══ Source information ══
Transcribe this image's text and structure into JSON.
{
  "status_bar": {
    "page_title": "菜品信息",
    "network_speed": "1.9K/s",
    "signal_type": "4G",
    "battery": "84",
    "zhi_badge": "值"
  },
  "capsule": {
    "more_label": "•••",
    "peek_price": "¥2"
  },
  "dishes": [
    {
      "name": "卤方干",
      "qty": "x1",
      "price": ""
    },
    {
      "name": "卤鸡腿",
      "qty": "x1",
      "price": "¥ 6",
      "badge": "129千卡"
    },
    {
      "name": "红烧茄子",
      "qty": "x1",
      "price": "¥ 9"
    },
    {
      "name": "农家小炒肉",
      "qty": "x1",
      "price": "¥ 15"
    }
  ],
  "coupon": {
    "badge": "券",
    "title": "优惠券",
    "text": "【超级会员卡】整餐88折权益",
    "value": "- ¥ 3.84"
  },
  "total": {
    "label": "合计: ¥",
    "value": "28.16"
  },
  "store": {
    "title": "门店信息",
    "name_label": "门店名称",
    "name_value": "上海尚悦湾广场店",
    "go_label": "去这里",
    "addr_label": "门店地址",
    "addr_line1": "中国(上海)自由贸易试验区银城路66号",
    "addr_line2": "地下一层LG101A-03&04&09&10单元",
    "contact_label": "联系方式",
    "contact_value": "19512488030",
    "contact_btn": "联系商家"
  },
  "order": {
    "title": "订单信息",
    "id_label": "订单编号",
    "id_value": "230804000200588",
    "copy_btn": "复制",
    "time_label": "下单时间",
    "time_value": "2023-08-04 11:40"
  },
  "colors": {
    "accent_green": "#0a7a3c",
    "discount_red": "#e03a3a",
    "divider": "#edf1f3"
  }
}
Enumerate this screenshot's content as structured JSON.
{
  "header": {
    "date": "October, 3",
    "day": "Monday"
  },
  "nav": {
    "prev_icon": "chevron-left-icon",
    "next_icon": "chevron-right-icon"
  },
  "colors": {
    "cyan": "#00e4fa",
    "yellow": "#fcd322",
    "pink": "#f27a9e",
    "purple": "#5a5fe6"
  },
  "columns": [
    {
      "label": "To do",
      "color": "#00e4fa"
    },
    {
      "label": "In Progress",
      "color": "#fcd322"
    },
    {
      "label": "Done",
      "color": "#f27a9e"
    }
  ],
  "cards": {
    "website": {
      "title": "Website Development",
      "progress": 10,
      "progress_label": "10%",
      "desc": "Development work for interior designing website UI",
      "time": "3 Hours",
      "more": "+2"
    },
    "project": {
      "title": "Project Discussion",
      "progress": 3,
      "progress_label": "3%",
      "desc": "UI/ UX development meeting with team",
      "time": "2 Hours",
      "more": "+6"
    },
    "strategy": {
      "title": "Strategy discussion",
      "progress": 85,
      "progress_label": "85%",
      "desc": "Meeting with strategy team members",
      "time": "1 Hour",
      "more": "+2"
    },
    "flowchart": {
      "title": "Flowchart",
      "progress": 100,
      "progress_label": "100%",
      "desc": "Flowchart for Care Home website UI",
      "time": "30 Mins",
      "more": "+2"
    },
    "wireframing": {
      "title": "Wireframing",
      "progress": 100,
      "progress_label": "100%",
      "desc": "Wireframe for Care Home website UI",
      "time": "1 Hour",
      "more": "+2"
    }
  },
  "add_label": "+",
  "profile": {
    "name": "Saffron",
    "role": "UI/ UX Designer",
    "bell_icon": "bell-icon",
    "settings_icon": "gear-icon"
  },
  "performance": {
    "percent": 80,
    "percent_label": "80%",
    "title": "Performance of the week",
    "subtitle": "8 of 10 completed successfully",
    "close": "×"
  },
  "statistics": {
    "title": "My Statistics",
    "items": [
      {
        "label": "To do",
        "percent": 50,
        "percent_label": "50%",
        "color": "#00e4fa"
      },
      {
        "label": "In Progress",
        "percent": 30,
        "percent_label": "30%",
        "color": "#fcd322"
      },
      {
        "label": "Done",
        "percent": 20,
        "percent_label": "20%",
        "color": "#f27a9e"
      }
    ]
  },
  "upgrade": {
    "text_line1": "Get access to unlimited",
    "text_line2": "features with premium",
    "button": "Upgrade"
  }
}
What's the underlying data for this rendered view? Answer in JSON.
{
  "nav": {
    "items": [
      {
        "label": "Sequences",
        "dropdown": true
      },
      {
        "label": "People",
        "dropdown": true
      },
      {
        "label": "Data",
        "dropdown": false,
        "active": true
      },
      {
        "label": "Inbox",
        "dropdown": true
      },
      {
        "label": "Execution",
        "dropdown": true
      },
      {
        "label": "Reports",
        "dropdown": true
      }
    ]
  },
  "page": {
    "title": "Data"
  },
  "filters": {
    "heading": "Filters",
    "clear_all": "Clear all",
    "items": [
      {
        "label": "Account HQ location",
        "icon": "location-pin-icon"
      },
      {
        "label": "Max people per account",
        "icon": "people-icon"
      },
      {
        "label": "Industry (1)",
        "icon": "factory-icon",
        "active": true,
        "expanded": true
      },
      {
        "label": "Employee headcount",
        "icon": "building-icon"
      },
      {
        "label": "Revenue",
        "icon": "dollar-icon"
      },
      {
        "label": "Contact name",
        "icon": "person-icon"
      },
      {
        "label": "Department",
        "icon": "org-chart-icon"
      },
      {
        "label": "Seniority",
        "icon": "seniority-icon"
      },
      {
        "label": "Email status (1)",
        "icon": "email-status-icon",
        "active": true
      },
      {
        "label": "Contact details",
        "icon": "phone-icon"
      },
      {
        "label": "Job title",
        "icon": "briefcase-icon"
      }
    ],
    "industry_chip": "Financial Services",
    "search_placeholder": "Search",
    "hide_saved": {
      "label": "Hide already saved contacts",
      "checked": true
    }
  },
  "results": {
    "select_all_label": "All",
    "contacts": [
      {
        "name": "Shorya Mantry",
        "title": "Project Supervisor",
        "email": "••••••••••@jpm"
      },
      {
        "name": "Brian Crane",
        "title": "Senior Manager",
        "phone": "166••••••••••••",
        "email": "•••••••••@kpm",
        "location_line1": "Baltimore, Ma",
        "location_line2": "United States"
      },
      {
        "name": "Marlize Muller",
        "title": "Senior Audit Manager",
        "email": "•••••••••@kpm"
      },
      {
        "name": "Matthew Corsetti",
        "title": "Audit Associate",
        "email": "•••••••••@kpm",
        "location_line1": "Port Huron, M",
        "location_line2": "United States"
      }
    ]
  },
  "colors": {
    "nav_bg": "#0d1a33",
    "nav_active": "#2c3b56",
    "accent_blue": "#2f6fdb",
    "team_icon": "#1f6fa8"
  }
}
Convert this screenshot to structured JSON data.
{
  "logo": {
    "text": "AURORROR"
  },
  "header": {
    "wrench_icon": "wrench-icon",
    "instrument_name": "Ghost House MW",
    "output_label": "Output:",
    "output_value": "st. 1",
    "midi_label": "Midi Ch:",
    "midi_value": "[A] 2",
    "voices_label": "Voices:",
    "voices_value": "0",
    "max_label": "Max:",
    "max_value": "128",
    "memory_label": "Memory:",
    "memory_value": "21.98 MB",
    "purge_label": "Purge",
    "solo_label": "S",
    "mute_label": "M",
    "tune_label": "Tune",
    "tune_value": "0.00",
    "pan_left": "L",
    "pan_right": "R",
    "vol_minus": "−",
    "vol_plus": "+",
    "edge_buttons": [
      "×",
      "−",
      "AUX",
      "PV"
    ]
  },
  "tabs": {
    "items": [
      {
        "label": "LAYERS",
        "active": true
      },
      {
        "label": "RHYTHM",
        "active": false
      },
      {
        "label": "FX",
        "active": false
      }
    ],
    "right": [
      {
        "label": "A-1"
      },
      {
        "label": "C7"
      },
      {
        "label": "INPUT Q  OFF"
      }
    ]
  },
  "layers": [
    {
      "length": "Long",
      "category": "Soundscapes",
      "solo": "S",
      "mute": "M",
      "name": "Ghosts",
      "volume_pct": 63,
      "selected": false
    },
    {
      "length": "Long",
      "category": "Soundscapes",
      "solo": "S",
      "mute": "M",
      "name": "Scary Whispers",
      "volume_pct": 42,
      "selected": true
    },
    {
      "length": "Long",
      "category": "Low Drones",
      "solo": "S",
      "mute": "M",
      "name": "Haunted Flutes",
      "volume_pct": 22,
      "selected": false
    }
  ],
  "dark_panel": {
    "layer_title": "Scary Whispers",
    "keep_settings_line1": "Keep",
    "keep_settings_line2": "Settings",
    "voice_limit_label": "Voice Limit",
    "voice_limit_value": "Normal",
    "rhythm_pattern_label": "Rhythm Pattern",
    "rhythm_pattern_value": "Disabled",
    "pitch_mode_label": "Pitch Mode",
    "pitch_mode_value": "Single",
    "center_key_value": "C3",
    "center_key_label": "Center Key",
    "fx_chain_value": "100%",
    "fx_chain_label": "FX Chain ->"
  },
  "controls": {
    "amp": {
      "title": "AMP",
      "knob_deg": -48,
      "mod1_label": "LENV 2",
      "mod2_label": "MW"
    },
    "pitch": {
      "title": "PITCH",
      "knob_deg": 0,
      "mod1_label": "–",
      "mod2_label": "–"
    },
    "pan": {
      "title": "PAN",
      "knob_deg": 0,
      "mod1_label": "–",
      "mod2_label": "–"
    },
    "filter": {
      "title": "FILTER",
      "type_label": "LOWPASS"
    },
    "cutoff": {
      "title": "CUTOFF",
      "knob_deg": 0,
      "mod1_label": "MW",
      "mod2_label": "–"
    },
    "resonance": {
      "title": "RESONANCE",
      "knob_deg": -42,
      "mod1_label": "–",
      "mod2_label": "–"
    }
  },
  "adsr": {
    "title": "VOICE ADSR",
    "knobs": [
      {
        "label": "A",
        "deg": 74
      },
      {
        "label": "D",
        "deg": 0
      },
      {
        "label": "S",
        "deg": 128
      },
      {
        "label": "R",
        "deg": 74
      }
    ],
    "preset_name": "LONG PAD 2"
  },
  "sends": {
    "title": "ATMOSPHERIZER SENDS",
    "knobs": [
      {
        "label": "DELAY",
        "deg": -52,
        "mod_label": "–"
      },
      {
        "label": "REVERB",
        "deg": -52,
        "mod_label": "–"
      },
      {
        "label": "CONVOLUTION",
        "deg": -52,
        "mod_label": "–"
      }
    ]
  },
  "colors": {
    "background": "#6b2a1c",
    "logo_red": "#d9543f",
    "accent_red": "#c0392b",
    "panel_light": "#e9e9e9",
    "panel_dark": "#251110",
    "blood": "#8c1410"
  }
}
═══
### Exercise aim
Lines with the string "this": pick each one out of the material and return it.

### Finished task
Transcribe this image's text and structure into JSON.
Enumerate this screenshot's content as structured JSON.
What's the underlying data for this rendered view? Answer in JSON.
Convert this screenshot to structured JSON data.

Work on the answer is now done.